Yoga and Physiotherapy

The word yoga comes from the word yoke with means to combine. The aim of yoga is to connect the body to the mind and the individual being with the universal energy. Yoga texts and philosophy dating back thousands of years outline an entire science of living. But let’s face it; most people come to yoga for a good stretch and some time out. Hatha yoga (which is the practice of physical postures and breathing exercises) is widely taught and practiced in Australia.

Recent developments in Physiotherapy evidence base and practices support hatha yoga principles. Core stability exercises and Pilates exercises are often based on yoga postures (also known as asana) and some underlying principles of Hatha yoga are mirrored in physiotherapy practice. There are three primary bandhas (or locks) taught in Hatha yoga which refer to muscle locks used to increase strength and direct the flow of energy in the body.

  • Mula bandha (root lock)
  • Uddiyana bandha (abdominal lock)
  • Jalandhala bandha (chin lock)

When Mula bandha is activated there is contraction of the pelvic floor and transverse abdominus. Similar exercises are taught by physiotherapists and there is a plethora of evidence indicating that strengthening the pelvic floor and transverse abdominus is beneficial for treating low back pain. Pelvic floor exercises are also widely taught for management of urinary incontinence.

Activating Jalandhara bandha involves gently tucking the chin down and pressing the tongue into the roof of the mouth and activates the deep neck flexors. Deep neck flexor exercise are widely taught by physiotherapists for neck pain and instability and this practice is supported by clinical evidence.

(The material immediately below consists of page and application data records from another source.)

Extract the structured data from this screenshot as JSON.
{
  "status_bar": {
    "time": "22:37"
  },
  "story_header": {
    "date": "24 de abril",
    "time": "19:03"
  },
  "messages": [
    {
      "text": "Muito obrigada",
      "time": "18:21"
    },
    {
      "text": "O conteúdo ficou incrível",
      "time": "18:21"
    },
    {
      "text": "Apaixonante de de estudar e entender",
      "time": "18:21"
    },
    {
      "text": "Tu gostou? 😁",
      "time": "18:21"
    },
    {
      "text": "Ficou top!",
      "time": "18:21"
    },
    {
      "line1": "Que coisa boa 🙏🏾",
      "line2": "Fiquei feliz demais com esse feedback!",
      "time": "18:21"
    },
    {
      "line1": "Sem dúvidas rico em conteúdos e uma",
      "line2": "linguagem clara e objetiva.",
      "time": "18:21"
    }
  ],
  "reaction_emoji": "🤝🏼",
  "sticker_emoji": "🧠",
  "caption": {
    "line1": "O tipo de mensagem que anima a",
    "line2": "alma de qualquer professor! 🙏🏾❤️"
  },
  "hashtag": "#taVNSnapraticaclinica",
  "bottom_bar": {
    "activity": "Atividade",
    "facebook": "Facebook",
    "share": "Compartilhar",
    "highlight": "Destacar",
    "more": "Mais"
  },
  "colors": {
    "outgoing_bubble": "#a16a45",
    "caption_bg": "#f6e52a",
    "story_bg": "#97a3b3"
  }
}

From a physiotherapist view point, practicing yoga asanas can be hugely beneficial for creating a balanced, flexible and strong body. However, yoga asanas sometimes need to be prescribed with caution. For example, a bulging lumbar disc may be irritated by excessive forward bending of the spine with the legs straight. Conditions where there is forward slipping of one vertebra on the other (also known as spondylolithesis) will not respond well to backward bending of the spine.

Every body is different and the biggest lesson is to gain understanding your own body. Injuries will not occur during yoga practice if you are listening to the subtle (or sometimes not so subtle) messages your body is sending you. Yoga postures should never cause intense or sharp pain in the body.

If you have an injury or chronic pain and are interested in trying yoga, your physiotherapist can assess and guide you along the path.